- Chemical synapse
- Electrical synapse
The first one is the one you are asking about. The second one corresponds to the faster synapse you are imagining. It consists of two neurones connected by a gap junction. Gap junction form a cytoplasmic bridge between the neurones and thereby allow electrical signal to directly go from one neuron to the next through ion diffusion without converting to chemical signal.
The second one implies release of chemicals (neurotransmitter) in the synaptic cleft, the extracellular space between the two neurons. It is indeed slower than the electrical synapse. However, unlike the electrical synapse, it enables a variety of postsynaptic effects. Some neurotransmitter elicit excitatory effects, some elicit inhibitory effects (electrical synapses where the presynaptic side is an axon only allow excitatory effects). Some postsynaptic receptors to neurotransmitter are ionotropic whereas some are metabotropic. The former are neurotransmitter-gated ion channels, which means that they let specific ion cross the postsynaptic plasma membrane when they bind neurotransmitter. The latter trigger intracellular chemical reactions, such as production of cAMP, which is a companent of a signalling pathway and can for example influence the expression level of specific genes.
This more diverse set of postsynaptic response enabled by chemical synapses explains why they dominate our nervous system.
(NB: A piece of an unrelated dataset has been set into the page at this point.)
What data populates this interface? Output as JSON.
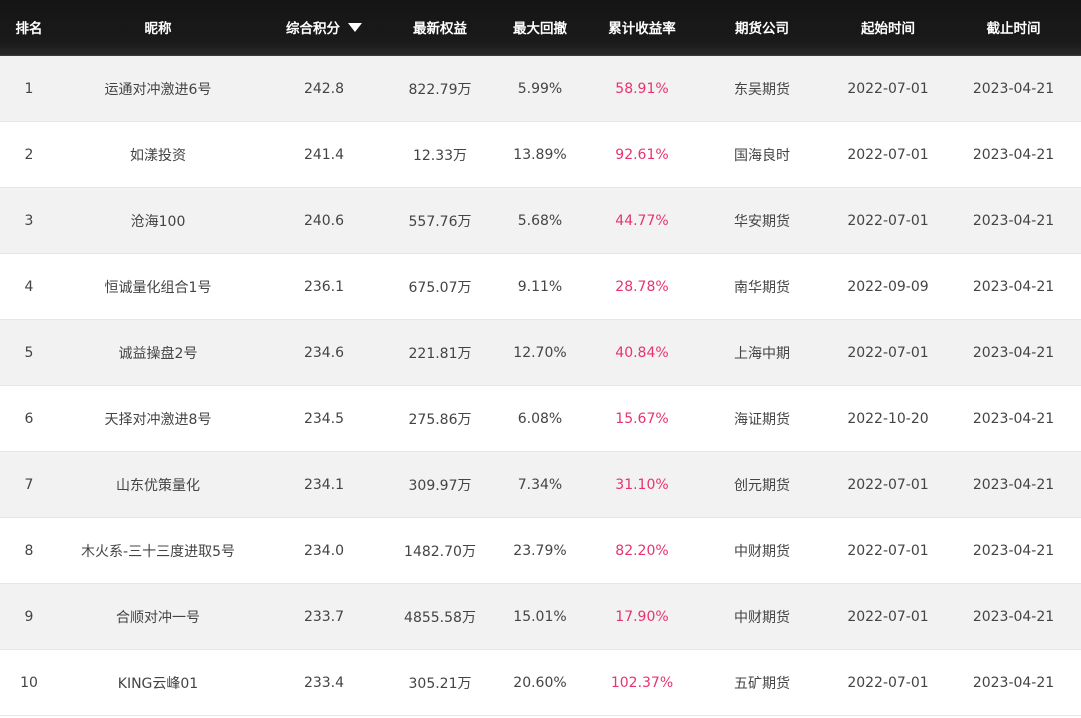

Reference: Purves et al., Neuroscience, 5th ed., 2012 ISBN 978-0-87893-695-3